Another new feature is the ability to save your image from within the app. You can send a screenshot via email or to your iPad’s photo gallery.
There are also 24 quizzes, organized by systemic arteries, systemic veins, and heart and pulmonary circulation.The gallery provides some great animations (a resource noticeably lacking from the Body Atlas), along with more traditional anatomy illustrations.
If you need to focus on the circulatory system, it doesn’t get any more detailed than this app.
3D Muscular Premium Anatomy – PC/Mac download ($29.99); iPhone 4/4S ($6.99); iPad 2 or later ($19.99)
The Muscular System app is organized a bit differently. The main menu offers a muscle atlas, a bone atlas, a direct link to specific regions, an index, and quizzes. Unlike the other two apps in this review, the navigation is arranged in a tree format. Selecting an atlas brings up a menu organized by region. Depending on your selection, you may have to drill down through even more specific regions before you can choose a model view.
This layout may be a little confusing, but the index button on the main screen makes navigation a snap if you need to jump quickly from one view to another. Additionally, this app includes the great search functionality of the Visible Body series, making it easy to find a specific structure.

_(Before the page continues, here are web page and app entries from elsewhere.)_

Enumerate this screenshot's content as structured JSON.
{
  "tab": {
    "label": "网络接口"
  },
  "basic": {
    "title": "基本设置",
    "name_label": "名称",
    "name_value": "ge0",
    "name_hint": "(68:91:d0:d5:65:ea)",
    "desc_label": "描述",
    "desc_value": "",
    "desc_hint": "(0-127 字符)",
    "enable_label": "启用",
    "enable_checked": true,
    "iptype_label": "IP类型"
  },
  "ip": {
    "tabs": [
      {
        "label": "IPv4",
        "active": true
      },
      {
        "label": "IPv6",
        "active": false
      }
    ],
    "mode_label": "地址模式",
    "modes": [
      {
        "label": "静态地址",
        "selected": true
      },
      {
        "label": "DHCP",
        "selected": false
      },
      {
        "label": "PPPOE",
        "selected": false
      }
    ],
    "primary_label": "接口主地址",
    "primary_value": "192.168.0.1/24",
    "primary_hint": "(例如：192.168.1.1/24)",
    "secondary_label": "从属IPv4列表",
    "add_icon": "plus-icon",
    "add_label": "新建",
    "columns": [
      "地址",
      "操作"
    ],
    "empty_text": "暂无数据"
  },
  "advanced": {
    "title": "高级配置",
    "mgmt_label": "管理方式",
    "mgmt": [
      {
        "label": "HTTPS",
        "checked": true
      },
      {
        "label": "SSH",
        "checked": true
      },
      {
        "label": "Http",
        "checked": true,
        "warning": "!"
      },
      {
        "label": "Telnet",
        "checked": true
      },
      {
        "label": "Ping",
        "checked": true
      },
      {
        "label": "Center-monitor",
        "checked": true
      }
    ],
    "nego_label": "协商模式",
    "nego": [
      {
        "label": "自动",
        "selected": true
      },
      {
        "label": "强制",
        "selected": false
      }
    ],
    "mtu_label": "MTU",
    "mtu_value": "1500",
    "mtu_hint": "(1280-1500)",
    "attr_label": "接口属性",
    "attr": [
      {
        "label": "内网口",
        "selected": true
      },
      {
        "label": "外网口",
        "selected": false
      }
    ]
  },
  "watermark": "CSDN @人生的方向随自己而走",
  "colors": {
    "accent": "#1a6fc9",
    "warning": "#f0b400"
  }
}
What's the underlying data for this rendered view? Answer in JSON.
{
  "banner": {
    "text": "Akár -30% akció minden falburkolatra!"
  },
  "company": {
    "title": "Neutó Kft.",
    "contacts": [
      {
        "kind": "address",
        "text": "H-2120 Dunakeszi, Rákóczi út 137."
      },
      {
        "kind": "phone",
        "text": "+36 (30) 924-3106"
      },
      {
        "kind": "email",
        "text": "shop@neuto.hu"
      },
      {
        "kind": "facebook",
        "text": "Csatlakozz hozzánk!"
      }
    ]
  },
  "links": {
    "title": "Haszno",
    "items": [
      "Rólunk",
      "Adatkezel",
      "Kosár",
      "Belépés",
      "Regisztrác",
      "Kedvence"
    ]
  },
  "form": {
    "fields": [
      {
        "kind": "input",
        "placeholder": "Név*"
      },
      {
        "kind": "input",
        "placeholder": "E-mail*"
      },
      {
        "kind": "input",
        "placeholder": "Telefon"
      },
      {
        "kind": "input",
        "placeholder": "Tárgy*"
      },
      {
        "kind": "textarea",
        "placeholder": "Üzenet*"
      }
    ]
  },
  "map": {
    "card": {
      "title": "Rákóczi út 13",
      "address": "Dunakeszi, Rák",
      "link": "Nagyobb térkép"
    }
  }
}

The model view actions available in this app have been downsized to just the essentials, which I think is an improvement since the developers have only preserved the most frequently used buttons. The freehand draw and screenshot buttons work just like they do in the Circulatory app. The quiz feature is also the same (except for the content!).
The Muscular app features a unique new visual tool – pins. Pins are red or blue markers on muscles to show their origin and insertion points. Last but not least, don’t miss the help button if you get stuck! It contains a video tutorial and lots of information on the app’s content.
Overall, these apps are great resources for the biomedical or nursing student, as well as for health care professionals. If you’re interested and want to see videos of the apps in action, check out Visible Body’s Youtube channel (http://www.youtube.com/visiblebody).
Don’t have a mobile device? Don’t like paying for apps? In a future post I’ll be taking a look at Primal Pictures, a desktop application that authorized PennKey users can access for free!
[Update: Read Bethany's evaluation of Primal Pictures here: http://appsontap.wordpress.com/2012/07/19/primal-pictures-interactive-anatomy/]